    If you want to start from absolute basics (theory itself, rather than songwriting tips), I recommend the following sites:
    (You could probably skip the stuff on notation and check out the chord pages - and then go back if you find you're not understanding some of it.)



    • #3
      Thanks JonR,

      You're right as far as increasing the entire horizon of your listening pallet, especially of the classics; which I have a VERY DEEP awareness of everyone from Motown, all the Phil Specter artists, and session players, Beatles, Muscle Shoals, and even going back to the 30's, and 40's, including other genres.
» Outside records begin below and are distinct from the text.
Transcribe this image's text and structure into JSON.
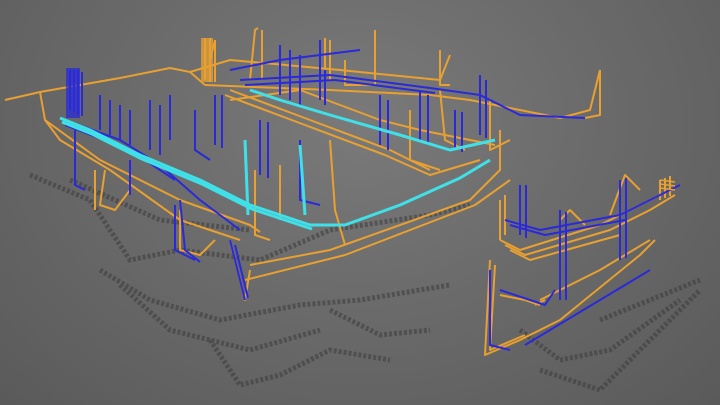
{
  "scene": {
    "background_color": "#6e6e6e",
    "shadow_color": "#3c3c3c",
    "pipe_colors": {
      "orange": "#e8a030",
      "blue": "#2a2ad8",
      "cyan": "#40e0e8"
    }
  }
}
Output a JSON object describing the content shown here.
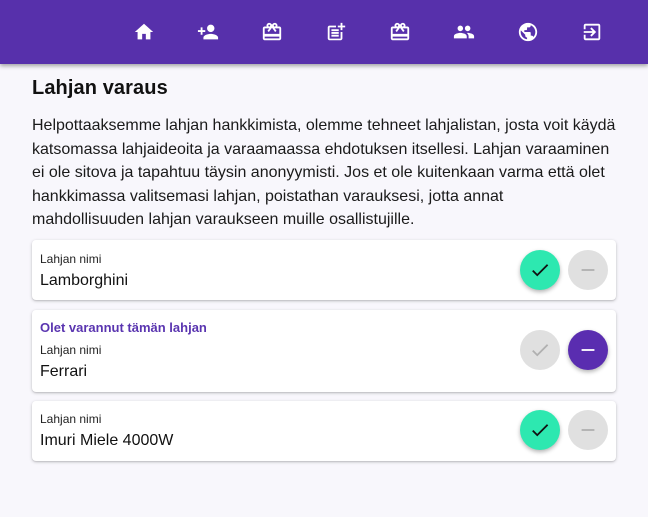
{
  "nav": [
    {
      "icon": "home-icon"
    },
    {
      "icon": "add-person-icon"
    },
    {
      "icon": "gift-icon"
    },
    {
      "icon": "post-add-icon"
    },
    {
      "icon": "gift-reserved-icon"
    },
    {
      "icon": "group-icon"
    },
    {
      "icon": "face-icon"
    },
    {
      "icon": "logout-icon"
    }
  ],
  "page": {
    "title": "Lahjan varaus",
    "intro": "Helpottaaksemme lahjan hankkimista, olemme tehneet lahjalistan, josta voit käydä katsomassa lahjaideoita ja varaamaassa ehdotuksen itsellesi. Lahjan varaaminen ei ole sitova ja tapahtuu täysin anonyymisti. Jos et ole kuitenkaan varma että olet hankkimassa valitsemasi lahjan, poistathan varauksesi, jotta annat mahdollisuuden lahjan varaukseen muille osallistujille."
  },
  "gifts": [
    {
      "status": "",
      "label": "Lahjan nimi",
      "name": "Lamborghini",
      "reserved": false
    },
    {
      "status": "Olet varannut tämän lahjan",
      "label": "Lahjan nimi",
      "name": "Ferrari",
      "reserved": true
    },
    {
      "status": "",
      "label": "Lahjan nimi",
      "name": "Imuri Miele 4000W",
      "reserved": false
    }
  ],
  "colors": {
    "primary": "#5730ab",
    "accent": "#2de8b0",
    "disabled": "#e0e0e0"
  }
}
I know a little bit about progressions, circle of 5ths kind of stuff, but I DO thank you for the reference links, and will check them out.


      • #4
        Here is a very quick tip:

        If you take a C major key for example, you have following chords:

        C major
        D minor
        E minor
        F major
        G major
        A minor
        B diminished

        So if you combine ANY of these chords together they will always sound fine. Offcourse every person will have its own preferences, but basicly any of these chords put together in a progression will sound allright.

        You have three major chords, three minor chords, and one diminished.

        If you combine just three major chords it will sound uplifting, positive etc...combining just minor chords will make the song very dark and eerie...and offcourse mixing them together, you get just that - a mixed mood.

        Sure, this is just a key of C, and there are other keys, but this can make you start.

        You can try and play with that, hope it helps..